in brief: Morgan, et al. v. AT&T Wireless Services, Inc. analyzes the sufficiency of allegations under the UCL, CLRA, FAL and common law fraud in a consumer class action

While a more thorough analysis will follow, reader may be interested in taking a look at Morgan, et al. v. AT& T Wireless Services, Inc. (September 23, 2009).  In Morgan, the Court of Appeal (Second Appellate District, Division Four) is called upon to address the sufficiency of allegations in a consumer class action alleging causes of action under the Unfair Competition Law (UCL) (Bus. & Prof. Code, § 17200 et seq.), the False Advertising Law (FAL) (Bus. & Prof. Code, § 17500 et seq.), the Consumers Legal Remedies Act (CLRA) (Civ. Code, § 1750 et seq.), and for fraud and declaratory relief.  You can wade through the decision yourself, or wait for the Executive Summary in the next day or so.

in brief: Johnson v. Arvin-Edison Water Storage Dist. holds that governmental entities are exempt from wage & hour laws absent express statutory language to contrary
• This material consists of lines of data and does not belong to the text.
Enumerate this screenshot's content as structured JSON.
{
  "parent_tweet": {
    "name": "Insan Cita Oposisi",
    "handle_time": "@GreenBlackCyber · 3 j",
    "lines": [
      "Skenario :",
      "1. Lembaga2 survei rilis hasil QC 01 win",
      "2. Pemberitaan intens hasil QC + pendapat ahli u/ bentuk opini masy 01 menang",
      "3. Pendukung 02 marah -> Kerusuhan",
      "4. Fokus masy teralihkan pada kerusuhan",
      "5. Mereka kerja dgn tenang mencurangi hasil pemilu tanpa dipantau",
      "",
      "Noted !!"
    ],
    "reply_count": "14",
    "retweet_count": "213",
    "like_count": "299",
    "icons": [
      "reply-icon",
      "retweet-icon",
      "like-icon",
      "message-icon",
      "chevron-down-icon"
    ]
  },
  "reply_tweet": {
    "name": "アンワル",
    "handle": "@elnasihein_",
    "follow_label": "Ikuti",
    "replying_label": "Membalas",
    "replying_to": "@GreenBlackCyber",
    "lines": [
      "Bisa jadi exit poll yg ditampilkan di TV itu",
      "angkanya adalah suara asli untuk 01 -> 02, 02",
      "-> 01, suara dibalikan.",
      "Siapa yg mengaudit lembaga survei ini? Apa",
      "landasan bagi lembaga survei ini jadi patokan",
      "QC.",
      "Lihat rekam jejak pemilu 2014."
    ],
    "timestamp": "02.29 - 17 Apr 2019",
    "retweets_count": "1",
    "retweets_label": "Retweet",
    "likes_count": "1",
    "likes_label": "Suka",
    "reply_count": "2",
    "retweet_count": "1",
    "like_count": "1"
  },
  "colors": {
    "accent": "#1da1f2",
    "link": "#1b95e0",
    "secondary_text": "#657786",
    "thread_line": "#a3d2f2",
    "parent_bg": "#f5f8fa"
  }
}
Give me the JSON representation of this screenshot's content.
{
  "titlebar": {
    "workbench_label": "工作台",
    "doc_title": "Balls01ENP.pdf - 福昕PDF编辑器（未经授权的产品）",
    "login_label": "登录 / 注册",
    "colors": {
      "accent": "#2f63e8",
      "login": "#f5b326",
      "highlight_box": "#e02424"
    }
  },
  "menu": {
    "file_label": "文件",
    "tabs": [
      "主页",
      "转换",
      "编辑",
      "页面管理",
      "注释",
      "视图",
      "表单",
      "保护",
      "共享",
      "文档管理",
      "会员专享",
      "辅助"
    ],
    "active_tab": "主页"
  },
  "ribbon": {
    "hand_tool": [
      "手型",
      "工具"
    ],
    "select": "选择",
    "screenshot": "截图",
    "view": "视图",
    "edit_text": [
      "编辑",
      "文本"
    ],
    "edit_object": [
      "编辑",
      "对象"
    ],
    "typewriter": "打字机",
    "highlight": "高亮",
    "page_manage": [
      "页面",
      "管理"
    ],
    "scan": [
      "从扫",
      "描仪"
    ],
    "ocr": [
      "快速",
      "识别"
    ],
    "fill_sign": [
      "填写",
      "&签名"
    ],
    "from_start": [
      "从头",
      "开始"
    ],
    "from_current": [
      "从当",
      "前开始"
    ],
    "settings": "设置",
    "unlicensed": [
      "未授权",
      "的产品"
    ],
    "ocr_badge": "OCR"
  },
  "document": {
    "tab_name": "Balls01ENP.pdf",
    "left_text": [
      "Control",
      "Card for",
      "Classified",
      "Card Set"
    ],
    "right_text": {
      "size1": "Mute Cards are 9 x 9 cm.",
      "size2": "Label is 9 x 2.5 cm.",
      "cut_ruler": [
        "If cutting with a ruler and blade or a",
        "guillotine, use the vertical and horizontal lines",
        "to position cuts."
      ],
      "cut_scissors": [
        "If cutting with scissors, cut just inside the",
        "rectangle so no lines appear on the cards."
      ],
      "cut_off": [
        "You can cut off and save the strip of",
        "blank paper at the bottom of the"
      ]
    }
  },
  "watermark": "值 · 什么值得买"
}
In Johnson v. Arvin-Edison Water Storage Dist. (June 3, 2009) the Court of Appeal (Fifth Appellate District) held that governmental entities are not subject to a wide array of wage & hour laws absent express legislation to the contrary.  The water district defendant was determined to be a municipal entity, thus entitled to that broad grant of immunity.